START Available data
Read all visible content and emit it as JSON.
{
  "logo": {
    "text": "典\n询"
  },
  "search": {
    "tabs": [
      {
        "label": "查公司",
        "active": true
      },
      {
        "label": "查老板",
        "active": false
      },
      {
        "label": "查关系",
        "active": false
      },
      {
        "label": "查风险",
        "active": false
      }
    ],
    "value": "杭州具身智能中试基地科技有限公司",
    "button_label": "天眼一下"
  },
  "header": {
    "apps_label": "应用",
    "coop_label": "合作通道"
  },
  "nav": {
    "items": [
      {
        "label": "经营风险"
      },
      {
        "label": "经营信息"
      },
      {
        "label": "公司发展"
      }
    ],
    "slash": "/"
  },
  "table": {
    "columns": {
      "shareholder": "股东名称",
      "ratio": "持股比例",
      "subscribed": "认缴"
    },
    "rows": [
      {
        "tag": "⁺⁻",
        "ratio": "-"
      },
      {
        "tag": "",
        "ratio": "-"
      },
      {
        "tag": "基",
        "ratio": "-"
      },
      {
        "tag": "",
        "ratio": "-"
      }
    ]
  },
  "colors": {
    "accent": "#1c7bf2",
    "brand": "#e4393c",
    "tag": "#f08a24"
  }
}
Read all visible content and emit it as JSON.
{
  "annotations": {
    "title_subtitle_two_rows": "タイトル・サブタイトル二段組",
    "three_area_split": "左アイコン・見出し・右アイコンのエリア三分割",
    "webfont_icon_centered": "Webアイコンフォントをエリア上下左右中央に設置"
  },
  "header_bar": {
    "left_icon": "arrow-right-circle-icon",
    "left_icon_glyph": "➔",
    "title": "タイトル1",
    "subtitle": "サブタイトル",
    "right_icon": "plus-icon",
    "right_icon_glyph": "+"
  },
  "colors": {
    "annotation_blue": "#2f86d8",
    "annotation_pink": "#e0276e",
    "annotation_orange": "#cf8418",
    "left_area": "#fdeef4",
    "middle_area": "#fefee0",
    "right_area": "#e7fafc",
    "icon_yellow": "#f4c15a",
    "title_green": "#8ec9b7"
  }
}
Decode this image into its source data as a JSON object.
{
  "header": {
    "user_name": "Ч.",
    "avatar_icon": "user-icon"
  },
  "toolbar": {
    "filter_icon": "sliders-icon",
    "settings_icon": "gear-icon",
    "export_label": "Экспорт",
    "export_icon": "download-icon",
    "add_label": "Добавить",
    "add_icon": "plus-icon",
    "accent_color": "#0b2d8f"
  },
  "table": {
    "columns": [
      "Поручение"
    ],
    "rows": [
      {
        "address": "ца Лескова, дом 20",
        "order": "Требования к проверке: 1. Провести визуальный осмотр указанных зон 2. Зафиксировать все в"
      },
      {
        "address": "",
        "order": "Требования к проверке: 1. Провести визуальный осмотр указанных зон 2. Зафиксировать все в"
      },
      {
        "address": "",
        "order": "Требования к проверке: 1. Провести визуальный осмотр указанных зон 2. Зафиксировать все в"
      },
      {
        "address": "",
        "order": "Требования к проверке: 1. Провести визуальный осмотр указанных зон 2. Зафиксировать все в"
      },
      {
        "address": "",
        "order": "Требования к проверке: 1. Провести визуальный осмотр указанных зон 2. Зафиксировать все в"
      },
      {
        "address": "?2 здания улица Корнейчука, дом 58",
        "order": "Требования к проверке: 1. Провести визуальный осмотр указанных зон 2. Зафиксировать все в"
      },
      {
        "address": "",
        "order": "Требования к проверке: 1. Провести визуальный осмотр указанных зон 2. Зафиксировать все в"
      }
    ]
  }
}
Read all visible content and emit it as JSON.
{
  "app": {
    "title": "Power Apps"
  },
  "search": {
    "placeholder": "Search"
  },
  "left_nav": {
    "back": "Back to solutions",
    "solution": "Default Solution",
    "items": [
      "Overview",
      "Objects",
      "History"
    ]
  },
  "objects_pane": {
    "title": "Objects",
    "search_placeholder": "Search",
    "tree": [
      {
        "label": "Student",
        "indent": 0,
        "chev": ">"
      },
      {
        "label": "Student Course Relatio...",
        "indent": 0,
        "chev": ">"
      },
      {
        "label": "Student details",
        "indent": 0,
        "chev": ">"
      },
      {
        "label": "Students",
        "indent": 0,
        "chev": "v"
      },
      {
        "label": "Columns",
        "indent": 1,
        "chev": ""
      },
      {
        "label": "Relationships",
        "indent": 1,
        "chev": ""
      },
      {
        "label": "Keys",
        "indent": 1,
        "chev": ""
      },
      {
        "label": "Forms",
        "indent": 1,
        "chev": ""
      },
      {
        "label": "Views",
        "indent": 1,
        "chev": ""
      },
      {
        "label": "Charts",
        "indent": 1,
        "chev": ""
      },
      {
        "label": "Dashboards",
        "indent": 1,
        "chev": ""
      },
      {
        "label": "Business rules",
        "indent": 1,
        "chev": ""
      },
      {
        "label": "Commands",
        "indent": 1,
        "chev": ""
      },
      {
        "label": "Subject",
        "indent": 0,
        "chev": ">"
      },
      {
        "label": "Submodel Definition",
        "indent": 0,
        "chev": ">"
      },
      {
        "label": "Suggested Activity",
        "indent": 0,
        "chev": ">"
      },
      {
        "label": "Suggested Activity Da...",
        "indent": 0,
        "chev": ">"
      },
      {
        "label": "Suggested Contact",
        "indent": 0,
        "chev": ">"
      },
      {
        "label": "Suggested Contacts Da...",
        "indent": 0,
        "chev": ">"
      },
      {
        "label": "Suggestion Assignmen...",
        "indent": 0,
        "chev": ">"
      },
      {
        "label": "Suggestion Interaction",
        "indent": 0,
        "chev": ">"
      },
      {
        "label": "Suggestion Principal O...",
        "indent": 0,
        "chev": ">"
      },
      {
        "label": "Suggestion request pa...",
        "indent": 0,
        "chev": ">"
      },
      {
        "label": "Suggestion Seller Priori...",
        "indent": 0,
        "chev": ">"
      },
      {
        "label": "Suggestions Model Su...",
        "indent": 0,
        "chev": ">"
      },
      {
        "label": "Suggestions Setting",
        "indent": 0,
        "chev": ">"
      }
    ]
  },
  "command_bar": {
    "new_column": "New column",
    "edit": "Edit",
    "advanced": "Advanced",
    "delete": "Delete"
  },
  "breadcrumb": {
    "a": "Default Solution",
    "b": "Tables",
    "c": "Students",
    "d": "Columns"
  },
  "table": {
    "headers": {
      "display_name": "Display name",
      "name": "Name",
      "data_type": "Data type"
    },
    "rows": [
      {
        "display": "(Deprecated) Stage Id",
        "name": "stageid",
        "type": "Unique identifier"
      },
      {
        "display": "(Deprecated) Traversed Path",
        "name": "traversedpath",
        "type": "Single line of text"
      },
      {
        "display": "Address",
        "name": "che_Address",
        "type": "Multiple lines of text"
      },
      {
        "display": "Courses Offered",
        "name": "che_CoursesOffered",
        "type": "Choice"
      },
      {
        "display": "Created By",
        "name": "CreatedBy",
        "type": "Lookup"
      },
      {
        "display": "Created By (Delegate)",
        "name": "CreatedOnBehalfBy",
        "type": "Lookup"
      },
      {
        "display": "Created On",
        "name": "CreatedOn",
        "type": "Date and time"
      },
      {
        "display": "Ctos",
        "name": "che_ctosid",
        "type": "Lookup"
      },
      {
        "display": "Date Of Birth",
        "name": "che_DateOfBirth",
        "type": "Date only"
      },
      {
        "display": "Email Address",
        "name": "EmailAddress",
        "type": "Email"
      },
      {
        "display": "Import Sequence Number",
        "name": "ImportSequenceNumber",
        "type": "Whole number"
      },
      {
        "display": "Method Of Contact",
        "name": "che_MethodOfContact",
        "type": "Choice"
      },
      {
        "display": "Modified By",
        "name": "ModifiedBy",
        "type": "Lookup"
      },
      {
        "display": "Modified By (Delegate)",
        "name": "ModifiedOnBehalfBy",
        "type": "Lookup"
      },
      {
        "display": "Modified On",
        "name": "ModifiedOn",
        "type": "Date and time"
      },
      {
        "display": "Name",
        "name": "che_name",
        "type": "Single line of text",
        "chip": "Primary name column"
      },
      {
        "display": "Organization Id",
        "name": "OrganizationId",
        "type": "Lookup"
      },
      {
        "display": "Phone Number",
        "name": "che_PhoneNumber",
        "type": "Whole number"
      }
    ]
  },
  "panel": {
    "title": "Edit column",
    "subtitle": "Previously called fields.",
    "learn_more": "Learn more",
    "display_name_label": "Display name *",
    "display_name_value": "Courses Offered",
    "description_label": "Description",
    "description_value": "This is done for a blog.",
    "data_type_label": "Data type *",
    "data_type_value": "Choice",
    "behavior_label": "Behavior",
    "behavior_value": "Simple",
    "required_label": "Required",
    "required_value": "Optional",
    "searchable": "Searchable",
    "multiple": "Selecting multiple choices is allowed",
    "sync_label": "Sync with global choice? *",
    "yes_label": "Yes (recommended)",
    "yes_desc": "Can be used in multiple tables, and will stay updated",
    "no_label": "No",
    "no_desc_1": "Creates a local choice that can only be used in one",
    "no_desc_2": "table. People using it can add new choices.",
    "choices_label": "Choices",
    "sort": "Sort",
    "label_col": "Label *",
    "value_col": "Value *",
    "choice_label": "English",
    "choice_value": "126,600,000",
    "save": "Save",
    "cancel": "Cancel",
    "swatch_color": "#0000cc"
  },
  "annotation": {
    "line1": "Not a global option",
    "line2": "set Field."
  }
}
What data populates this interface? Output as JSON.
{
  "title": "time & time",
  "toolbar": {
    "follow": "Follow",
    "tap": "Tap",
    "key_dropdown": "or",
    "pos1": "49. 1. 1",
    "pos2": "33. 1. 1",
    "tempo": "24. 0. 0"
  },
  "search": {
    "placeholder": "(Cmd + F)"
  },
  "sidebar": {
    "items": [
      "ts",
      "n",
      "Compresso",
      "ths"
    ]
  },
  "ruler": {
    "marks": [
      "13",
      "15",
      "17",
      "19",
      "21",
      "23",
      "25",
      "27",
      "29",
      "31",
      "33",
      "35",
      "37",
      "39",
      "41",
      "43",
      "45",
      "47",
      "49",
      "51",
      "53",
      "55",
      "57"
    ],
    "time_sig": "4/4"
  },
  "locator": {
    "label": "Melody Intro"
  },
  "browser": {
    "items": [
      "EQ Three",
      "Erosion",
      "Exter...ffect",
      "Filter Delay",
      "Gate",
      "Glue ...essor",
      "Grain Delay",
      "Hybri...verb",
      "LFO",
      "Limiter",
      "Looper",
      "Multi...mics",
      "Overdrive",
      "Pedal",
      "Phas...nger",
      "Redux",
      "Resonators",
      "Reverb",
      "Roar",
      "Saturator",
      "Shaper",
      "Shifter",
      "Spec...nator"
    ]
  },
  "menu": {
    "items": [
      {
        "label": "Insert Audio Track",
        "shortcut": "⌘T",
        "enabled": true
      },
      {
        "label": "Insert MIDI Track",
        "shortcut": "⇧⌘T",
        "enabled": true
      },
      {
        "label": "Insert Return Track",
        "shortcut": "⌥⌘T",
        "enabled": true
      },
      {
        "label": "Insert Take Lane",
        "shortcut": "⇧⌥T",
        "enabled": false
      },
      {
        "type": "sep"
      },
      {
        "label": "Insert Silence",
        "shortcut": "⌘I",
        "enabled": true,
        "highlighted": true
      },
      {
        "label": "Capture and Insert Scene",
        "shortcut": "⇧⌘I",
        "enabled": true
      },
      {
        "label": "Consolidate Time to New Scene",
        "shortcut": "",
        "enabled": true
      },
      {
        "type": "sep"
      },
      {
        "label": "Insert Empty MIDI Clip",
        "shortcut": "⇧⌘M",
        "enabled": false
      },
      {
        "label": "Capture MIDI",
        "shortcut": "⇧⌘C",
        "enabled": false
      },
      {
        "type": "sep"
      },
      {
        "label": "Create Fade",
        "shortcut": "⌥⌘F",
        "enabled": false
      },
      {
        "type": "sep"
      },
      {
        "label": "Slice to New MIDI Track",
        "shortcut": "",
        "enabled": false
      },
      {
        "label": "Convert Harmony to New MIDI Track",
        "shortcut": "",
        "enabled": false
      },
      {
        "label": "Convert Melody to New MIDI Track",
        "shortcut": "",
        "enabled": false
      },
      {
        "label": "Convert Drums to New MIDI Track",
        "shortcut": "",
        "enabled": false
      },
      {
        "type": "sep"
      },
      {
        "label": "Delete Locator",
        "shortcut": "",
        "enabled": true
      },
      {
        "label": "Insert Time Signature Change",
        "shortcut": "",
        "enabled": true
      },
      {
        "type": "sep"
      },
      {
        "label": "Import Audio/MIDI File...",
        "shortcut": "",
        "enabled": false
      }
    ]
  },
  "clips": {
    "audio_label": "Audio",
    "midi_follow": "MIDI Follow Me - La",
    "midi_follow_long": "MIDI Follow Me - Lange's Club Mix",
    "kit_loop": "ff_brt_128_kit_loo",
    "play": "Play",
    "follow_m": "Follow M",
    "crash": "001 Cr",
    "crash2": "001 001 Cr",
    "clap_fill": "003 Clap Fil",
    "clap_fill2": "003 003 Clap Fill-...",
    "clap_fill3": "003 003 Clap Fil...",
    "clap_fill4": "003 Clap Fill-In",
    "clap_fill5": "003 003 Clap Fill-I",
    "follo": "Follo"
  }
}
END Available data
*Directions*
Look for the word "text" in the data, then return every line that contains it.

*Worked solution*
    "text": "典\n询"
        "type": "Single line of text"
        "type": "Multiple lines of text"
        "type": "Single line of text",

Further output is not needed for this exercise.